The effects of climate change are being felt strongly in California in the form of wildfires. However, it is not the only consequence of global warming that threatens the most populous state in the United States.
A study from the University of California at Los Angeles (UCLA) on Friday shows that global warming has doubled the risk of a mega-flood, which can be as devastating as the Great Flood of 1862.
“In the future scenario, the sequence of storms is greater in almost all respects,” said Daniel Swain, a climate scientist and co-author of the paper, published Friday in the journal Science Advance. “There is more rain overall, heavier rain per hour and stronger wind.”
If a storm similar to the one of 160 years ago occurs in California, more than 10 million people would be displaced, major highways such as Interstates 6 and 80 would be closed for months, and the population of urban centers such as Stockton, Fresno and parts of Los Angeles would be submerged.
All this would cause millionaire losses of over a billion dollars, which would make this flood the most expensive natural disaster in history.
The research projects that turn-of-the-century storms will generate 200% to 400% more erosion in the Sierra Nevada due to increased precipitation and more rain instead of snowfall.
In total, the research projects that turn-of-the-century storms will generate 200% to 400% more runoff in the Sierra Nevada mountains due to increased precipitation and more precipitation as rain, not snow.
Our initial atmospheric modeling results presented here demonstrate that extremely severe winter storm sequences, previously considered exceptionally rare events, are likely to become much more common under essentially all possible future climate tracks. .
The researchers used a combination of new high-resolution weather models and existing climate models to compare two extreme scenarios: one that would occur about once a century in the recent historical climate, and one in the projected climate of 2081-2100.
Both would involve a long series of storms fed by atmospheric rivers over the course of a month.

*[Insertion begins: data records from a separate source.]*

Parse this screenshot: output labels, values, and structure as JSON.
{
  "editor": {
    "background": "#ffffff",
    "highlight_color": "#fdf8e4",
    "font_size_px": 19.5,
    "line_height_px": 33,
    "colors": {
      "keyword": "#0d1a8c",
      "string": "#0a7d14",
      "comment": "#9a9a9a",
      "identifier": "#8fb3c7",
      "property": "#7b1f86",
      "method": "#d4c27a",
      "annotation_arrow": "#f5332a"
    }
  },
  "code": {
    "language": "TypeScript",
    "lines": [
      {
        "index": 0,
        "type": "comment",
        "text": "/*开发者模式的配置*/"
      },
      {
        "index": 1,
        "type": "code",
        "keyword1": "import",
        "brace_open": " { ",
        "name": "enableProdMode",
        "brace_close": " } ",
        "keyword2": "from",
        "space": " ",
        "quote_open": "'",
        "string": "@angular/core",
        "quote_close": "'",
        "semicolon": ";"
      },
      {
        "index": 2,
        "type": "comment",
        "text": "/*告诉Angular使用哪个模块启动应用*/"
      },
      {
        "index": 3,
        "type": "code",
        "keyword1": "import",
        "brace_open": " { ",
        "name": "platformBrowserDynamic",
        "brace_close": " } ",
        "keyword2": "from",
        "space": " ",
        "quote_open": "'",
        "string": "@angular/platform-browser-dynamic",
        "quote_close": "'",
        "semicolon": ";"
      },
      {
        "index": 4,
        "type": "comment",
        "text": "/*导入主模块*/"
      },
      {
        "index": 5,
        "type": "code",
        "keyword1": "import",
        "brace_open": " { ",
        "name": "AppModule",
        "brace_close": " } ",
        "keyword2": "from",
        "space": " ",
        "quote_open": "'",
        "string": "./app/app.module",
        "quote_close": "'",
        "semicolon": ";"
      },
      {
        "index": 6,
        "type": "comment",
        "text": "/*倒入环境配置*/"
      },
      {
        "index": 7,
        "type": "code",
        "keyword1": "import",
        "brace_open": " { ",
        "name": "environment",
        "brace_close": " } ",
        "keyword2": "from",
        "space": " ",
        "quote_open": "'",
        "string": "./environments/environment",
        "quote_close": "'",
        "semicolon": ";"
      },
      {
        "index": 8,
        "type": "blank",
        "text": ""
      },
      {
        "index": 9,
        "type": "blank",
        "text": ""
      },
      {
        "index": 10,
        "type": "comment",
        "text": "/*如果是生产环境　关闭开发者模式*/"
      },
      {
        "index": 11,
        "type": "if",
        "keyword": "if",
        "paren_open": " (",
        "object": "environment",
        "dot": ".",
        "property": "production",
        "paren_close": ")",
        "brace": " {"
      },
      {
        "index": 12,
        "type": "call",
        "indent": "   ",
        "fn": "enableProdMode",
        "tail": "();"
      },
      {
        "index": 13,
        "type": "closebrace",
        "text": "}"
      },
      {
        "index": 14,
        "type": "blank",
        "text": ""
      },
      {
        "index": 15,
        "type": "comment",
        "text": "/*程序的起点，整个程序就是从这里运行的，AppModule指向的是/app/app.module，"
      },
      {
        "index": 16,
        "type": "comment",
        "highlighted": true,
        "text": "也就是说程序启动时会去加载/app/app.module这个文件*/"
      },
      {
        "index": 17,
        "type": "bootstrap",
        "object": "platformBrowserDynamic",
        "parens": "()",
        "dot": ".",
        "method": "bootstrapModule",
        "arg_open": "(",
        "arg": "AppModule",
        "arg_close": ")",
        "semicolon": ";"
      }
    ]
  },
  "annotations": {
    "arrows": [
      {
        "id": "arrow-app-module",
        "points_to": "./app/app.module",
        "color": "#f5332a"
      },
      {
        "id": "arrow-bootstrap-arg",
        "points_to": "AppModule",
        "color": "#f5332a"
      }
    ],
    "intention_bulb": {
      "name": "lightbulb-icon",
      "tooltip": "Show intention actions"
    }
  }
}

The document also simulated how the storms would affect parts of California locally.
“There are localized places that get more than 100 inches (250 centimeters) of liquid-equivalent water in the month,” Swain said, referring to the future scenario.
Increased erosion could lead to devastating landslides and debris flows, particularly in mountainous areas burned by wildfires.
The paper, co-authored by climate scientist Xingying Huang, found that historical climate change has already doubled the likelihood of such an extreme storm scenario, building on previous UCLA research showing increases in extreme precipitation events and major flooding. most common in California.
The study also found that “megastorm” risks are likely to rise further with each additional degree of global warming this century.